■ **ACTION ITEM**
From the entries below, pull out each line where "description" appears.

■ **INFORMATION PROVIDED**

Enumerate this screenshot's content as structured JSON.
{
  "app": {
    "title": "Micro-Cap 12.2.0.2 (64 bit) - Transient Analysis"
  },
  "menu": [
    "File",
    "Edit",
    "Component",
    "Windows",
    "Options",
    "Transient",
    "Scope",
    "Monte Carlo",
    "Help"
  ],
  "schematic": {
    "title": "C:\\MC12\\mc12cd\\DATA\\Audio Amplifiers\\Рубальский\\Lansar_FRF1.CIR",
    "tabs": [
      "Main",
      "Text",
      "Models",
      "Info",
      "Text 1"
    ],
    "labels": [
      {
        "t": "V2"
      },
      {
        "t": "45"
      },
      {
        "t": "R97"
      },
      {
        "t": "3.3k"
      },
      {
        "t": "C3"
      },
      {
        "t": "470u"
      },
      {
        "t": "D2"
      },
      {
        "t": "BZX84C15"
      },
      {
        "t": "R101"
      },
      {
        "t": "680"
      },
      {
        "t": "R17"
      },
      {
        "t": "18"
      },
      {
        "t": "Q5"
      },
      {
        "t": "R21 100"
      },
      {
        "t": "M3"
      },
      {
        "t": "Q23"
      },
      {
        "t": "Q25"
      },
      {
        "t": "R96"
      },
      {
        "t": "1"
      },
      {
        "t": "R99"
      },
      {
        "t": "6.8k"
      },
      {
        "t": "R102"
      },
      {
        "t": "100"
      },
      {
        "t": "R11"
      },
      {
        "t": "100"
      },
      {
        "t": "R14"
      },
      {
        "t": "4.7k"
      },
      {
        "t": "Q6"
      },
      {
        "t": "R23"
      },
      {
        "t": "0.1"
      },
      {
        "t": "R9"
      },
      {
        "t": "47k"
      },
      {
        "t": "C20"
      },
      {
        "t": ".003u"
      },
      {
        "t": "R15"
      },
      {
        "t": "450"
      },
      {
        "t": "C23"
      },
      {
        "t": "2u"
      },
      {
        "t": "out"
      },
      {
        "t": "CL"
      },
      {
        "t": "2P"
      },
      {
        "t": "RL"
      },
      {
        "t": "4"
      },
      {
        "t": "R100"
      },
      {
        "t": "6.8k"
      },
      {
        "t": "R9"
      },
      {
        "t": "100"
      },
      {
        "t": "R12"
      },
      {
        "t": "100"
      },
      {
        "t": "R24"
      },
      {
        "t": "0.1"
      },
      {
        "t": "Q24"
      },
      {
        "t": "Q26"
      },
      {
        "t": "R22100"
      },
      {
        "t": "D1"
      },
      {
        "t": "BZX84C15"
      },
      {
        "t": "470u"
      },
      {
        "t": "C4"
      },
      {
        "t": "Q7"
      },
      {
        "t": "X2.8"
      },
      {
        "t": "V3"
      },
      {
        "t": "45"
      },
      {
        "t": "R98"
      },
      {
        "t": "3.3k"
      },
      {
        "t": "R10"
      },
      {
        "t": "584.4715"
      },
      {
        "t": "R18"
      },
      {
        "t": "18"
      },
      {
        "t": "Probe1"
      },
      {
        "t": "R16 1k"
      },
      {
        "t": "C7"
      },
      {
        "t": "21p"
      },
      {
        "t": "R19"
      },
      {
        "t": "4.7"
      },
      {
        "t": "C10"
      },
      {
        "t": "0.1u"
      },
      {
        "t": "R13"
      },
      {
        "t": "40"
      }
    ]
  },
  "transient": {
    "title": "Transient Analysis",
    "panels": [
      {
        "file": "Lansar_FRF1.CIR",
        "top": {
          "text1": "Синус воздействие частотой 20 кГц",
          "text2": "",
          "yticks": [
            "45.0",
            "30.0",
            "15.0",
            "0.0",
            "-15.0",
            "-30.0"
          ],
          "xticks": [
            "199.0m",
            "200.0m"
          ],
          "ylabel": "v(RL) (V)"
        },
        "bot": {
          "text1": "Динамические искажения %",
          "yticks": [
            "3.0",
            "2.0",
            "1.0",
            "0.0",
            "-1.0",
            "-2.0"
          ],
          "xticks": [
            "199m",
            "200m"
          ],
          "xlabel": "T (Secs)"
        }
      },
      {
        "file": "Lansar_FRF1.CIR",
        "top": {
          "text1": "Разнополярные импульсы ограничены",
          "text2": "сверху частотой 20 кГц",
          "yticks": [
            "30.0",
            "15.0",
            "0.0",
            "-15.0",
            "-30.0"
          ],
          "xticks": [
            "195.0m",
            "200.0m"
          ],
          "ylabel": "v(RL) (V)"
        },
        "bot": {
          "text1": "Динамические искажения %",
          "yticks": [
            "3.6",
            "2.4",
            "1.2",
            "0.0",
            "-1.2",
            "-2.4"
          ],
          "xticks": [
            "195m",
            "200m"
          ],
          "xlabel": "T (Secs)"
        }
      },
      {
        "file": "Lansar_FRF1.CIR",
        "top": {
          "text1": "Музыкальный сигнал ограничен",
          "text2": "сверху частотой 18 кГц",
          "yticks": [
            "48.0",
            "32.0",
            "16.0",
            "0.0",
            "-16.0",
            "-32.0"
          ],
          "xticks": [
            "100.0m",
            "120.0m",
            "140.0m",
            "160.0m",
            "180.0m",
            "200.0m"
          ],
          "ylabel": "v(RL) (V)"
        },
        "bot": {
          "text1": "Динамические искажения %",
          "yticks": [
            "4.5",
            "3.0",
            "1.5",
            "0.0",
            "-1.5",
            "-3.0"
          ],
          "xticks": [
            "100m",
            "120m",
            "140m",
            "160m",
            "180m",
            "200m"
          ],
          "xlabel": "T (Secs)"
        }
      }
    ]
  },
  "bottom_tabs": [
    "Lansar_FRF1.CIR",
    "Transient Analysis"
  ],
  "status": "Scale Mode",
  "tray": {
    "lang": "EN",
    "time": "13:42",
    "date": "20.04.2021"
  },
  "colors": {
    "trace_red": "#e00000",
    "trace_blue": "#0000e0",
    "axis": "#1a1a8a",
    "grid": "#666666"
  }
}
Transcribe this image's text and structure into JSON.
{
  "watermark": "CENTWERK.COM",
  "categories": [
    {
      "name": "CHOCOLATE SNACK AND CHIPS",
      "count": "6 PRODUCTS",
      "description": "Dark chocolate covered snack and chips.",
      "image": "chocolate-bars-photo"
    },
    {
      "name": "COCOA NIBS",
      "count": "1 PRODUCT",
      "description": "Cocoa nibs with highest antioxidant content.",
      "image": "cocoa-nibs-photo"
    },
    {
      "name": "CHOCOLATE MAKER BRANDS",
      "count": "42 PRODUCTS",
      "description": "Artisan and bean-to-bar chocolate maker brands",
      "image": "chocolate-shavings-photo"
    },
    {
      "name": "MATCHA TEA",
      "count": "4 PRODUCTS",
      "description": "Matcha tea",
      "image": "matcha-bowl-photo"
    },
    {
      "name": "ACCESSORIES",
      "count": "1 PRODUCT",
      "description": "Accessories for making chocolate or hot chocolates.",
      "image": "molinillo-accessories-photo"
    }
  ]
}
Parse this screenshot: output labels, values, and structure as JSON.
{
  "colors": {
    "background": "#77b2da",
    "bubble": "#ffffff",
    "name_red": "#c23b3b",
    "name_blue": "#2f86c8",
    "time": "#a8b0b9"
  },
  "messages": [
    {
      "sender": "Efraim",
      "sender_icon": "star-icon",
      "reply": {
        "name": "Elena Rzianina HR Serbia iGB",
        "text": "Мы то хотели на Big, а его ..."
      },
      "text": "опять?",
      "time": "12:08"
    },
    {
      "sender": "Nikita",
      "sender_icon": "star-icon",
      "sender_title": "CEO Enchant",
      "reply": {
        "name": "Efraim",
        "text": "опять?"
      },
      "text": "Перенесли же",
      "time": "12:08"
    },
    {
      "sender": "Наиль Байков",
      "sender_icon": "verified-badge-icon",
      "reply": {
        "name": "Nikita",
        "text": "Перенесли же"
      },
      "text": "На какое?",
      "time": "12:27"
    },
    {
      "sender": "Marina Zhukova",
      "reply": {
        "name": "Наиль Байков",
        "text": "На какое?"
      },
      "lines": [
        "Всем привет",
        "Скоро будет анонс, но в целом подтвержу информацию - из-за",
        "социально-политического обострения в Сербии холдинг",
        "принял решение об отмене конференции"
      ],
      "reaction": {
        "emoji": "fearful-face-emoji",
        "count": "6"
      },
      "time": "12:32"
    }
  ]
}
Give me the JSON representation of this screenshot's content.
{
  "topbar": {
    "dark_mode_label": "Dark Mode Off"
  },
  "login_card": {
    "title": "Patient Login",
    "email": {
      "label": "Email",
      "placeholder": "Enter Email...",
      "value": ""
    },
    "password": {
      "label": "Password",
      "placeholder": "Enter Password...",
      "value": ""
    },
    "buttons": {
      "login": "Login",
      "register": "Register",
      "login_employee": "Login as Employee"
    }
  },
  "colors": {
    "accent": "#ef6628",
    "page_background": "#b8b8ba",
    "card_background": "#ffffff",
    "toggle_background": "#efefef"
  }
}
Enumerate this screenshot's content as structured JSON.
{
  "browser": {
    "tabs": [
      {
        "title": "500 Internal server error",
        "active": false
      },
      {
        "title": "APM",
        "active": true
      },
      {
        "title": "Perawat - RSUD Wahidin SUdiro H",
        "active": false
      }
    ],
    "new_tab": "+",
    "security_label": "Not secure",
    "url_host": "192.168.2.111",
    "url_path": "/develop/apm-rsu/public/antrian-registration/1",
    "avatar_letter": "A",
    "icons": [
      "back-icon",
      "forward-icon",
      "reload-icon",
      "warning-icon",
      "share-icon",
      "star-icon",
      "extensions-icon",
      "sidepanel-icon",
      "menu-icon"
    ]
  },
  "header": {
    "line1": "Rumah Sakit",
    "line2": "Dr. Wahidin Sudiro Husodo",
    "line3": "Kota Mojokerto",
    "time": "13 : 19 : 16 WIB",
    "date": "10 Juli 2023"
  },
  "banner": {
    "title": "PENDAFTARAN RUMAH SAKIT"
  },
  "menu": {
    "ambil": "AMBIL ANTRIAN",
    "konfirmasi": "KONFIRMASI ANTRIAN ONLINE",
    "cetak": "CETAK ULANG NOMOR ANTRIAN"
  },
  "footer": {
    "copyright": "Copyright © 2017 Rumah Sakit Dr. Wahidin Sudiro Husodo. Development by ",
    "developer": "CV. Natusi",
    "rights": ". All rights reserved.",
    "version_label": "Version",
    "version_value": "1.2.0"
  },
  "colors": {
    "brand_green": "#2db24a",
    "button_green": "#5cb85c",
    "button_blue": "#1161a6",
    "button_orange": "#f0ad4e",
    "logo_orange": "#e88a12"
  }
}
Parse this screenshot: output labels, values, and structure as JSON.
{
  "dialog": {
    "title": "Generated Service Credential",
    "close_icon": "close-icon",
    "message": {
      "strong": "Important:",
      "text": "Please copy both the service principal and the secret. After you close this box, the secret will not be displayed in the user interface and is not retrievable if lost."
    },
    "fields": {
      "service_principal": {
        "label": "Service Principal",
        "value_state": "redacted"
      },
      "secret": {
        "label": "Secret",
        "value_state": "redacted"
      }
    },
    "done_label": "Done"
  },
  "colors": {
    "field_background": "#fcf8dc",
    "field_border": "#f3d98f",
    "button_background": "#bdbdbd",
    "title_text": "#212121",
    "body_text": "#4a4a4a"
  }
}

■ **YOUR RESPONSE**
      "description": "Dark chocolate covered snack and chips.",
      "description": "Cocoa nibs with highest antioxidant content.",
      "description": "Artisan and bean-to-bar chocolate maker brands",
      "description": "Matcha tea",
      "description": "Accessories for making chocolate or hot chocolates.",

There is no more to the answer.